(DATASET RECORDS begins)
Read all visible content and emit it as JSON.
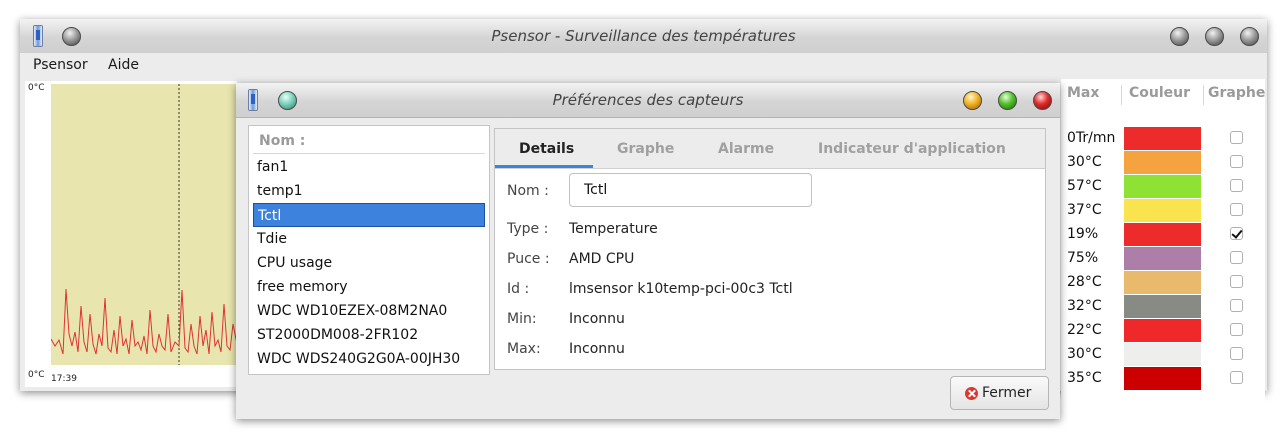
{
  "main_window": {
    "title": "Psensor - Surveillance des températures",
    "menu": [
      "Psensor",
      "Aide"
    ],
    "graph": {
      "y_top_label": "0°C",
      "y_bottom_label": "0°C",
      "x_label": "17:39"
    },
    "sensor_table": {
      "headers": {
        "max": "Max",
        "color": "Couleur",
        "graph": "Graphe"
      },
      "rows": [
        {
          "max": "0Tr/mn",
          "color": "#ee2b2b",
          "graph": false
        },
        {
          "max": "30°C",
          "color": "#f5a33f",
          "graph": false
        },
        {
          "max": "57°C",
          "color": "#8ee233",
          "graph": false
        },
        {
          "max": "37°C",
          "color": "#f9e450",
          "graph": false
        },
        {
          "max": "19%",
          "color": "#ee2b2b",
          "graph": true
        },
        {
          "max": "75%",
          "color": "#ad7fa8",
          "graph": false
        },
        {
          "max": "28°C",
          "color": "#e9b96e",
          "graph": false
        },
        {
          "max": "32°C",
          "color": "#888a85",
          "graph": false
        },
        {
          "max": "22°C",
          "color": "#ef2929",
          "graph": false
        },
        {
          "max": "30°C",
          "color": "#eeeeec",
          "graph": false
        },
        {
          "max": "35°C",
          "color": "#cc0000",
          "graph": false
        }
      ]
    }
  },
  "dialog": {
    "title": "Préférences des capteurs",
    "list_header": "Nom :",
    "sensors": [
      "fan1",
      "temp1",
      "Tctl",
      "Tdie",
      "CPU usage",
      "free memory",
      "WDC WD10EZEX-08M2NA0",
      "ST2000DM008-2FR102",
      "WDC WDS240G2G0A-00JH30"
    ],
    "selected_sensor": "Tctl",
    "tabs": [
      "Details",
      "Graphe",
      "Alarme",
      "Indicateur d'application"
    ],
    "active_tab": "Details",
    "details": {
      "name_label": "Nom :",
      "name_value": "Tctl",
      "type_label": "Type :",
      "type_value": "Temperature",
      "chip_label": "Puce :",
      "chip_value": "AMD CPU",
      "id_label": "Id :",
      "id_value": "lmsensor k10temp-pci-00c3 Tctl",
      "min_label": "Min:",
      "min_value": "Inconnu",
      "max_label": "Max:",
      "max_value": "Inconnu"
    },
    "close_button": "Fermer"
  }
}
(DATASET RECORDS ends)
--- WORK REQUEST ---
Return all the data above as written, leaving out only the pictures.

--- RESPONSE BELOW ---
Read all visible content and emit it as JSON.
{
  "main_window": {
    "title": "Psensor - Surveillance des températures",
    "menu": [
      "Psensor",
      "Aide"
    ],
    "graph": {
      "y_top_label": "0°C",
      "y_bottom_label": "0°C",
      "x_label": "17:39"
    },
    "sensor_table": {
      "headers": {
        "max": "Max",
        "color": "Couleur",
        "graph": "Graphe"
      },
      "rows": [
        {
          "max": "0Tr/mn",
          "color": "#ee2b2b",
          "graph": false
        },
        {
          "max": "30°C",
          "color": "#f5a33f",
          "graph": false
        },
        {
          "max": "57°C",
          "color": "#8ee233",
          "graph": false
        },
        {
          "max": "37°C",
          "color": "#f9e450",
          "graph": false
        },
        {
          "max": "19%",
          "color": "#ee2b2b",
          "graph": true
        },
        {
          "max": "75%",
          "color": "#ad7fa8",
          "graph": false
        },
        {
          "max": "28°C",
          "color": "#e9b96e",
          "graph": false
        },
        {
          "max": "32°C",
          "color": "#888a85",
          "graph": false
        },
        {
          "max": "22°C",
          "color": "#ef2929",
          "graph": false
        },
        {
          "max": "30°C",
          "color": "#eeeeec",
          "graph": false
        },
        {
          "max": "35°C",
          "color": "#cc0000",
          "graph": false
        }
      ]
    }
  },
  "dialog": {
    "title": "Préférences des capteurs",
    "list_header": "Nom :",
    "sensors": [
      "fan1",
      "temp1",
      "Tctl",
      "Tdie",
      "CPU usage",
      "free memory",
      "WDC WD10EZEX-08M2NA0",
      "ST2000DM008-2FR102",
      "WDC WDS240G2G0A-00JH30"
    ],
    "selected_sensor": "Tctl",
    "tabs": [
      "Details",
      "Graphe",
      "Alarme",
      "Indicateur d'application"
    ],
    "active_tab": "Details",
    "details": {
      "name_label": "Nom :",
      "name_value": "Tctl",
      "type_label": "Type :",
      "type_value": "Temperature",
      "chip_label": "Puce :",
      "chip_value": "AMD CPU",
      "id_label": "Id :",
      "id_value": "lmsensor k10temp-pci-00c3 Tctl",
      "min_label": "Min:",
      "min_value": "Inconnu",
      "max_label": "Max:",
      "max_value": "Inconnu"
    },
    "close_button": "Fermer"
  }
}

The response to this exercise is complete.